Saturday, January 21, 2012


School bullying is a problem, to be sure. It's always been a problem and I'm grateful for the attention and action that the issue has been paid.

I've been on the receiving end of a bully or two - I was a band nerd, wore braces and was on the speech team for god sake. I taught Deaf and Hard of Hearing kids for many years and helped my special education students confront peers (and their parents)after having been bullied. And I have two children with hemophilia. I may not be an expert on the finer points of assholes, but I've certainly navigated (and helped others navigate) the terrain.

What concerns me is this over-saturation and use of the term among adults to describe interactions with other adults. Otherwise normally functioning adults. (As opposed to spousal abuse, neighbors intimidating other neighbors, phone harassment, etc...)

Obviously there are adults who attempt to use bullying tactics, coercion, intimidation and aggression as a means to and end. However, I think adults need to be very cautious when using such language against one another; it dilutes the severity of true bullying and harassment, especially among school age children.

In researching the definition of bullying I've found the term to include: "To use superior strength or influence to intimidate (someone), typically to force him or her to do what one wants" (wiki) and "the act of being habitually cruel to others who are weaker". (Meriam Webster)
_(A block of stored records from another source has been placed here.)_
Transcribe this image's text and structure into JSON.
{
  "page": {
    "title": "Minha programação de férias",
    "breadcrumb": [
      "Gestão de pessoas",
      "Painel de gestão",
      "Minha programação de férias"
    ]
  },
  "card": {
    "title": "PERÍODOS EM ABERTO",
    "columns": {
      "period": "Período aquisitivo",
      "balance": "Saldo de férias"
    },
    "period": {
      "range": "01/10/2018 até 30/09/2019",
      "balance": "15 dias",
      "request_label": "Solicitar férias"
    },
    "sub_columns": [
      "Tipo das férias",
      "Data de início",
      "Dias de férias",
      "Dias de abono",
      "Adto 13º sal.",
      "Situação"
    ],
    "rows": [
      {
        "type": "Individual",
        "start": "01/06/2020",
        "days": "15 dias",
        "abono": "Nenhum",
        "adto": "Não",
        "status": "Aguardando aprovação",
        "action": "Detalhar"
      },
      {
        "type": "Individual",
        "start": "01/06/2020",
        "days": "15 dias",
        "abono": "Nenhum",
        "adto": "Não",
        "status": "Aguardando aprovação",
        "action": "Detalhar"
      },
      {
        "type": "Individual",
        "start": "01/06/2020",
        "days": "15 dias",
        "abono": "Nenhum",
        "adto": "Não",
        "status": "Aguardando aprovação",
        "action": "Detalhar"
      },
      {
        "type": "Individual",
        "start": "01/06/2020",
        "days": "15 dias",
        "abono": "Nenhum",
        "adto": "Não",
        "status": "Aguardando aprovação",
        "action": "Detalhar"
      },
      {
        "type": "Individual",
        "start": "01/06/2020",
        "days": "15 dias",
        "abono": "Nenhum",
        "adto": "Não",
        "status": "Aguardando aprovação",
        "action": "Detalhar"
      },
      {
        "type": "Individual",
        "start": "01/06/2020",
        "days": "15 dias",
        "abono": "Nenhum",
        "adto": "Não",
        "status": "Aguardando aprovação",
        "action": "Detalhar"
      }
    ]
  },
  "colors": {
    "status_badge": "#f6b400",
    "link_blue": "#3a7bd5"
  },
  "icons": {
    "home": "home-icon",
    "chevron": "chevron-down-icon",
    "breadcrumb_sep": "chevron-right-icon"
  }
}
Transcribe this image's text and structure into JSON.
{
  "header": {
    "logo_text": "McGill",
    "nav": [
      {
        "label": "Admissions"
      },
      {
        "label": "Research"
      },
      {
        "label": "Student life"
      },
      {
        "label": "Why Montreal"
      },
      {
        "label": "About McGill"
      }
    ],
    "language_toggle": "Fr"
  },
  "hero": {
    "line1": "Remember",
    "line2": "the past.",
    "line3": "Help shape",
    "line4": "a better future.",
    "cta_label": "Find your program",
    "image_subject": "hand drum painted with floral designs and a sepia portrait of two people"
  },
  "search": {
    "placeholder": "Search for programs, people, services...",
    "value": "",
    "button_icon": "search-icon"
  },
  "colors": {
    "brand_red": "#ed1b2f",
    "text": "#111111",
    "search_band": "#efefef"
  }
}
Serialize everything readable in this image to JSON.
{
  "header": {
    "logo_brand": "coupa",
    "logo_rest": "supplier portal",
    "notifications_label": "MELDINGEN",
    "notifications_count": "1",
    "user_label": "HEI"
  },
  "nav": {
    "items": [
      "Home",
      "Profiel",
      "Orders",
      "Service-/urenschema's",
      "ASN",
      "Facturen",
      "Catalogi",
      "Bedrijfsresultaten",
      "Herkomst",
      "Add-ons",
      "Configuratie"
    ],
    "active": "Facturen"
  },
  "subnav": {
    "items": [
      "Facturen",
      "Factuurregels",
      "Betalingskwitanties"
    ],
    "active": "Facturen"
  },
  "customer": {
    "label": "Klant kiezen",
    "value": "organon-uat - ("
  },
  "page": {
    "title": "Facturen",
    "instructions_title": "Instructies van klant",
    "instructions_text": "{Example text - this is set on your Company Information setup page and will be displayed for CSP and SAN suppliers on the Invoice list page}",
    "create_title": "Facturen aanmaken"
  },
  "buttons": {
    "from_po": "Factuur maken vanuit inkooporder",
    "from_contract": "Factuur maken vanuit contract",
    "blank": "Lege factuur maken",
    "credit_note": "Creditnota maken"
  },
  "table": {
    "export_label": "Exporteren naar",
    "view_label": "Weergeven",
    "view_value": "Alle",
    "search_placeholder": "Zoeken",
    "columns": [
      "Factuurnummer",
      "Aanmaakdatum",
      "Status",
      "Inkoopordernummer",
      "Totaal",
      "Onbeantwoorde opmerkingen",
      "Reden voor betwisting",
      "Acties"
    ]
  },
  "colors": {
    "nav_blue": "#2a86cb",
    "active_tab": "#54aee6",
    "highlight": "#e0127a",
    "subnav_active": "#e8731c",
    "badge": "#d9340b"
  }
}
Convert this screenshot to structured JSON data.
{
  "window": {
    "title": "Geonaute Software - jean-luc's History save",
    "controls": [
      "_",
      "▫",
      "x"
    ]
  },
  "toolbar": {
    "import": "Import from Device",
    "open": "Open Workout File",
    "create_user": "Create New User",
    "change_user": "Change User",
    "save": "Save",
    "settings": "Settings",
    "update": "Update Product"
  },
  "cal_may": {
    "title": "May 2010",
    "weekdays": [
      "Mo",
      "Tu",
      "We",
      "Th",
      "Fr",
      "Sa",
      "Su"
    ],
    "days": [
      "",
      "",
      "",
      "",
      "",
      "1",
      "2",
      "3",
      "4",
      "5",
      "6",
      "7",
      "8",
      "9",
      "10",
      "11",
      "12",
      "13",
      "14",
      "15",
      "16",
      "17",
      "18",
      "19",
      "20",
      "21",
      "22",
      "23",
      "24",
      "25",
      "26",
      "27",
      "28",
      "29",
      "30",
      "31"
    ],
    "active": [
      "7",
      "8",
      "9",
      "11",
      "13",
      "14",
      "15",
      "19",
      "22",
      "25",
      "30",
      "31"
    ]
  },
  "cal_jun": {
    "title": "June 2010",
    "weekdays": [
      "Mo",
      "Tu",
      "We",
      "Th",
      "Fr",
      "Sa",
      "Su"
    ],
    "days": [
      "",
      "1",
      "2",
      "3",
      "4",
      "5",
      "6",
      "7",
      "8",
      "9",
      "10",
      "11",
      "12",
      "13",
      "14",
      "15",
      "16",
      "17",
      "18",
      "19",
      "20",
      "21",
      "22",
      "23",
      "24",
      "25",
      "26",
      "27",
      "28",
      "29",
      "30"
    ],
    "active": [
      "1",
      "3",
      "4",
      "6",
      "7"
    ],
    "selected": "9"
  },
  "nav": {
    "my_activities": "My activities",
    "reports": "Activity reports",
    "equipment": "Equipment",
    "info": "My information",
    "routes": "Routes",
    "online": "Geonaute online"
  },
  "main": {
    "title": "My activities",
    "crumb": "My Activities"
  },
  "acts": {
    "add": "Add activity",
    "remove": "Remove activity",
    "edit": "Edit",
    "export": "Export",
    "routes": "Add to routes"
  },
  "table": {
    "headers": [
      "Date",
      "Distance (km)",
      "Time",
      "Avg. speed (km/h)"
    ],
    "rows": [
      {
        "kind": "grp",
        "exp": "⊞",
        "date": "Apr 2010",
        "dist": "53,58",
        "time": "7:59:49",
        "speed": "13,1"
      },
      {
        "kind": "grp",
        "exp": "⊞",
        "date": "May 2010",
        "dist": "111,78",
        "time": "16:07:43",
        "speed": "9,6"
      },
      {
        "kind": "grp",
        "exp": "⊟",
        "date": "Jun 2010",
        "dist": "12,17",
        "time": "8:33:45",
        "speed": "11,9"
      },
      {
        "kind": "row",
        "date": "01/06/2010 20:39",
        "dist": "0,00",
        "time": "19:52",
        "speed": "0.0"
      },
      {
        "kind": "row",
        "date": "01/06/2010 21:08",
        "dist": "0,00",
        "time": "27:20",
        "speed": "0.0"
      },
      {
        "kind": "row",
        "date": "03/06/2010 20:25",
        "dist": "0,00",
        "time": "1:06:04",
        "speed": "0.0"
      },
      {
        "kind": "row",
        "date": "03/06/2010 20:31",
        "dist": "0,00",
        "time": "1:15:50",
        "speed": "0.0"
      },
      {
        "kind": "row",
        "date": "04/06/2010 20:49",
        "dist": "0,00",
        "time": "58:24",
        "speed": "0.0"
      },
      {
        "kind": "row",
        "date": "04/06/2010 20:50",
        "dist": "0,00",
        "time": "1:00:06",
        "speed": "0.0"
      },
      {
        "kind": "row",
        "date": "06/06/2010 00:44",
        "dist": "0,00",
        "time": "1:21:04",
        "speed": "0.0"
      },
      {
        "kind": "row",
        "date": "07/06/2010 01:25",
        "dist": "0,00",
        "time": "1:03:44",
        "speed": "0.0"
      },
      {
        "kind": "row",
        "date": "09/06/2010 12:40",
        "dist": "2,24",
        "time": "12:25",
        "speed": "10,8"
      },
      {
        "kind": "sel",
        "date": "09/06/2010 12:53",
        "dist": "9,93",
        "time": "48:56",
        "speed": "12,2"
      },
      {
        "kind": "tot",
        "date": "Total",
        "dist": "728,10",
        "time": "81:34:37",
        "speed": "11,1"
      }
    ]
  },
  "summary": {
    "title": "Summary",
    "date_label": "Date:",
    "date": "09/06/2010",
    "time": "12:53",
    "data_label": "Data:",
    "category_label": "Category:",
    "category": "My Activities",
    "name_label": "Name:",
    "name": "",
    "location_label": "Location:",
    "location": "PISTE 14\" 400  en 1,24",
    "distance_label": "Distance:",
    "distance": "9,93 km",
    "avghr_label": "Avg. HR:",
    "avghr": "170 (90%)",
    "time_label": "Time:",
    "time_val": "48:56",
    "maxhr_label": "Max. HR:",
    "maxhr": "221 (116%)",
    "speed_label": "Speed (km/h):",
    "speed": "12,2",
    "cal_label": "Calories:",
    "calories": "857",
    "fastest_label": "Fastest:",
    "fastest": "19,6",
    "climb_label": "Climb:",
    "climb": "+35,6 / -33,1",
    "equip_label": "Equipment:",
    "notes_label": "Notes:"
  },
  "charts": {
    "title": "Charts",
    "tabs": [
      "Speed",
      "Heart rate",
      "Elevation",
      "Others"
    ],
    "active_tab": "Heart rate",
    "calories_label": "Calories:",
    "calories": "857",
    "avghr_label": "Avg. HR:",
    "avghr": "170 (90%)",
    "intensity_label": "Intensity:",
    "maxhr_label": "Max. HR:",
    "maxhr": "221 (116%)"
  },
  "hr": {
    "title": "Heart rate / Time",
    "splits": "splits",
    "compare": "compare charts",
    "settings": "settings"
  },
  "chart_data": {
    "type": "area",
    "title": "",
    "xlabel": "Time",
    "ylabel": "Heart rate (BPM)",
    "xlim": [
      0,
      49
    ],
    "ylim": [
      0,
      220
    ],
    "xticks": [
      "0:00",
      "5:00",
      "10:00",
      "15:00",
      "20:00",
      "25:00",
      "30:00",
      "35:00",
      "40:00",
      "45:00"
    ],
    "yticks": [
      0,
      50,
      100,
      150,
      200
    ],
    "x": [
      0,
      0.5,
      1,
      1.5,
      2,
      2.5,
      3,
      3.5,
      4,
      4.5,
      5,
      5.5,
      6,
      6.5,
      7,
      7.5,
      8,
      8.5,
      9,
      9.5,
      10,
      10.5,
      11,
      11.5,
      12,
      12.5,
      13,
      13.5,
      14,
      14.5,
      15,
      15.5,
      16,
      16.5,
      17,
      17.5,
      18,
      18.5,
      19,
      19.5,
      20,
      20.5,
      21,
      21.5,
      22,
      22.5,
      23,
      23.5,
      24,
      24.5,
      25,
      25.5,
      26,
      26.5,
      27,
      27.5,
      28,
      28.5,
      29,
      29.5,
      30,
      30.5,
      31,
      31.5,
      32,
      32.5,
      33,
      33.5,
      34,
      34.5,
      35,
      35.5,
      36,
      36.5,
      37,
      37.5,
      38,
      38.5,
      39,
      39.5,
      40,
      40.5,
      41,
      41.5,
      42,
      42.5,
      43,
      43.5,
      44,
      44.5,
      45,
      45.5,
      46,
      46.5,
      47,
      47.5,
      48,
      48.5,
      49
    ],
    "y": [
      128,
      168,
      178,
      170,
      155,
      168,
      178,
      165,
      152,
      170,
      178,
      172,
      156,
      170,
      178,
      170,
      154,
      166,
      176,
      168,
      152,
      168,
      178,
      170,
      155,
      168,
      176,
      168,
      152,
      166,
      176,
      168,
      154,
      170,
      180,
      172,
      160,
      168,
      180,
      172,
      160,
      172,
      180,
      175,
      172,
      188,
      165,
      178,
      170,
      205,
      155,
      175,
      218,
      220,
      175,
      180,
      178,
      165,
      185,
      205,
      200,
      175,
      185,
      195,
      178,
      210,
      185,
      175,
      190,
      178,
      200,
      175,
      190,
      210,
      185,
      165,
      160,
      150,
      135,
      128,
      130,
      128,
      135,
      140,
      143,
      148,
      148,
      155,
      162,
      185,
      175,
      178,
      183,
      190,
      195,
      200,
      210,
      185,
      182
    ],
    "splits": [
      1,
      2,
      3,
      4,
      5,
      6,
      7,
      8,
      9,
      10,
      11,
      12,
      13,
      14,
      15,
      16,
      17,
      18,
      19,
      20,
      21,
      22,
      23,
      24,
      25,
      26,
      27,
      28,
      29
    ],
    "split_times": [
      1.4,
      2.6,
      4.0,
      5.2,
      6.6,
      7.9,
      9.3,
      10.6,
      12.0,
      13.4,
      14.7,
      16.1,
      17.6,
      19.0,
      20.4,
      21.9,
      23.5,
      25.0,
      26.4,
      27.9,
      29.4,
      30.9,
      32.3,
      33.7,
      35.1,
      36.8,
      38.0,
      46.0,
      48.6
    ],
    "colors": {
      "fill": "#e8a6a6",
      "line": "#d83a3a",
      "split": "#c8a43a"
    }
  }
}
There it is. Bullying, by definition, means that one person is exerting power/strength/coercion, etc.... (physical, mental, emotional) to intimidate another.

I can think of several scenarios where this can happen between adults. Certainly.'s become a buzz-word. We are all hyper-vigilant and sensitive to the issue. As such, invoking the word instills fear and defensiveness.

Piss off a coworker? Tell her she pissed you off? You're a bully.
Exclude a coworker in an after-work event? You're a bully.
Disagree vocally with a co-worker? Bully.
Share concerns about one co-worker with another co-worker? Stop bullying.

Adult disagreements have become a minefield, especially in the work place! After all, if I accuse someone of bullying me and my superiors do nothing to remedy the situation, I might sue them. But just because I've tossed that accusation out there, doesn't make it true.

There are quite a few people who might not play well with others. We may be abrasive. We may even lack tact and finesse. Some of us may wear our hearts on our sleeves and be rather opinionated. Our boundaries might be a bit fluid.

This does not mean we are malicious or have ill intent. Many of us are all too aware of our character flaws and that is why we may come off as 'prickly' or 'aloof'...better to keep folks at arm's length lest we be misunderstood. Some of us may even try to apologize when we realize that we have (yet again) inflicted hurt or caused misunderstanding.

Bandying about the word "bullying" makes us ALL less sensitive to those who are truly being victimized.

Not to mention the fact that calling someone you don't get along with or disagree with a bully gets in the way of you putting on your big girl panties, throwing down a shot of Jack and getting over your damn self.

1 comment:

Kenny H. said...

Does being tricked into eating glue count as being a victim of bullying?